The week in six bits:
1. NASA startled by ‘Jelly Donut’ on Mars. Probably not a doughnut, though. Personally, I’m more startled by how dumbed down USA Today actually managed to make this report.
2. Conflicts of interest. It’s been a noisy week for sugar. Some folks want it taxed, others want it banned, and a few want it declared “the new tobacco.” In this insight into the petty politics of public health, Christopher Snowdon sums up what happens when you attempt to respond to such accusations by examining the research evidence. It’s not pretty. (This response to Dispatches on UK’s Channel 4 is also worth a look.)
3. Acupuncture Assists Penile Surgery: New Finding. This study recruited 1,481 males, who agreed to have acupuncture during penile surgery (it is some consolation to learn that, in true acupuncture fashion, the needles were administered to parts of the body other than the penis). The researchers reported that the men experienced “less discomfort” during the surgery. Way-hay! Too bad there was no control group. Boo!
Continue reading “Favourites List (24.01.14)”
Here are the top ten most read posts on The Science Bit in 2013: Continue reading “Top Ten Popular Posts on The Science Bit, 2013”
As we all know, the old days were the best.

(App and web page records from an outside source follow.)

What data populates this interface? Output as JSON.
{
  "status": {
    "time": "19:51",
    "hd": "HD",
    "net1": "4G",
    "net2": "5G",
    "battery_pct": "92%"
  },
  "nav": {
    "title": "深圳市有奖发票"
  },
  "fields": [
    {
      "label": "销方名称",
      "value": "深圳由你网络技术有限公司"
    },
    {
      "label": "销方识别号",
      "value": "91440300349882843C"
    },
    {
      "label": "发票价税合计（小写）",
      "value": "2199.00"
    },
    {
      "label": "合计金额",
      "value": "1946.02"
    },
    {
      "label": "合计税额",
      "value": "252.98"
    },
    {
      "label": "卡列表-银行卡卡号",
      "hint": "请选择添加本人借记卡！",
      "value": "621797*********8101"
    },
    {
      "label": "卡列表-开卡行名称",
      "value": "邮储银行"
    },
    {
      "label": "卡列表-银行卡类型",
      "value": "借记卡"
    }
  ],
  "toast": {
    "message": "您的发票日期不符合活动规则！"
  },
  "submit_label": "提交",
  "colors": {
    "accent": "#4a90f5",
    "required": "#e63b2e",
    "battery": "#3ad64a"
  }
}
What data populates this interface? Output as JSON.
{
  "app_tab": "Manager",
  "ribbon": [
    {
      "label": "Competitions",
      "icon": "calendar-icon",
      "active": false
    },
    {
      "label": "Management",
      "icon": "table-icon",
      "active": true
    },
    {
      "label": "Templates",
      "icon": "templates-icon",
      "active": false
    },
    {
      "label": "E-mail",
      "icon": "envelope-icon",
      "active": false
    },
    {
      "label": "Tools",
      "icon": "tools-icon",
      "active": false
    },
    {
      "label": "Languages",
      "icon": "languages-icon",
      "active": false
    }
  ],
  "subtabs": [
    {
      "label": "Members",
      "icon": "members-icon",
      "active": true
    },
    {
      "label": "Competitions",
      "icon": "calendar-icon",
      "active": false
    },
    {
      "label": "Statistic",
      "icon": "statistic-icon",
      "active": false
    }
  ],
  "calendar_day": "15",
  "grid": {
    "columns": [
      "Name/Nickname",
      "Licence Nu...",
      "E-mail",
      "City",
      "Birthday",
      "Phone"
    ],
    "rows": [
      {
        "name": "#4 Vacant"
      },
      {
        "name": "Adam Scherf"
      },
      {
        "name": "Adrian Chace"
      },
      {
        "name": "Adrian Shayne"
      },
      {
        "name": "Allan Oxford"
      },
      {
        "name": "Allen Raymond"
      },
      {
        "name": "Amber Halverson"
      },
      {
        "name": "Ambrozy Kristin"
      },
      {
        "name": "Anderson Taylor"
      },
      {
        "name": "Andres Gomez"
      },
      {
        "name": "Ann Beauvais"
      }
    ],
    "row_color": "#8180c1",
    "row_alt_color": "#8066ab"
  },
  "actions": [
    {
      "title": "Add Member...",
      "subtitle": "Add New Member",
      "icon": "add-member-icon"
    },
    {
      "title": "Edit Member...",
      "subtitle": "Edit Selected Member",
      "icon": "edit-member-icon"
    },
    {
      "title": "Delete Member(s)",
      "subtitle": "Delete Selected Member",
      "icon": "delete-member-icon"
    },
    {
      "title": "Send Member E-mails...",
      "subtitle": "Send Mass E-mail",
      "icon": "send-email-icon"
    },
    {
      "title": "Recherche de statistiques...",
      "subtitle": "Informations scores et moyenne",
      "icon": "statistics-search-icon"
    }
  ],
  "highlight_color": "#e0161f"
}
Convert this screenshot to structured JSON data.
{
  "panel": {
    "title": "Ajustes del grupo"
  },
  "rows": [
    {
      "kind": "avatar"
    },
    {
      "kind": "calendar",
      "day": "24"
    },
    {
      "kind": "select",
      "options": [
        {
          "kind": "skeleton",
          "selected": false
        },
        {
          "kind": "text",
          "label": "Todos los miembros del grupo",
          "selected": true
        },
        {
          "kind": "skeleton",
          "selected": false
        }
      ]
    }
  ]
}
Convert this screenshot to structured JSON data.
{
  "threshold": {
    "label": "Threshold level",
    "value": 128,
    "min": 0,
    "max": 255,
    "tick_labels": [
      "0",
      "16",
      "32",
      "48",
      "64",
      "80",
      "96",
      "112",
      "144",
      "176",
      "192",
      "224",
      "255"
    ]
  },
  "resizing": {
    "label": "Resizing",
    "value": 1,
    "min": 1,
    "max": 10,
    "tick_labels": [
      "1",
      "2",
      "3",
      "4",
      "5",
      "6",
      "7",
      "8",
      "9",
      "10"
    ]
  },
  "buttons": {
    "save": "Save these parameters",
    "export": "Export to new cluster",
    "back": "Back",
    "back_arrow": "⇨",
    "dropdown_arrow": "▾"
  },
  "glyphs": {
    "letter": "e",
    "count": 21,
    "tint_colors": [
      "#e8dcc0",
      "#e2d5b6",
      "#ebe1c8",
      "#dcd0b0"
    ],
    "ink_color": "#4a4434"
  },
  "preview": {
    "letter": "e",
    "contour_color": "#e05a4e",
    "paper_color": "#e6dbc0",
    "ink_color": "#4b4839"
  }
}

You know. Ye olden days. This is what I thought when I received this tweet alert from @ClaireMcCallion earlier today:
It links to an article just out in the American Psychological Association’s house journal, Monitor on Psychology and yes, @ClaireMcCallion’s right, it does SCREAM pseudoscience.
This all reminds me of an incident many years ago, when the Monitor published another article about pseudotherapies in psychology. Essentially, that article soft-soaped the use of complementary/alternative approaches in clinical psychology and encouraged psychologists to collaborate with the National Council for Complementary and Alternative Medicine (NCCAM) in researching and developing CAM approaches.
Let’s remind ourselves, for a moment, that such therapies — by definition — (a) lack biological plausibility and are argued to operate using forces that are as yet inexplicable to mainstream science, and (b) have not demonstrated medicinal effects in ways that can be demonstrated in unambiguous, rigorous, empirical trials.
You might refer to such therapies as quackery. I couldn’t possibly comment.
Nonetheless, back in ’04 I was in the habit of banging my letter-writing head off the brick wall that is the editorial offices of such publications. As per the following: Continue reading “American Psychological Association promotes pseudotherapies. Again.”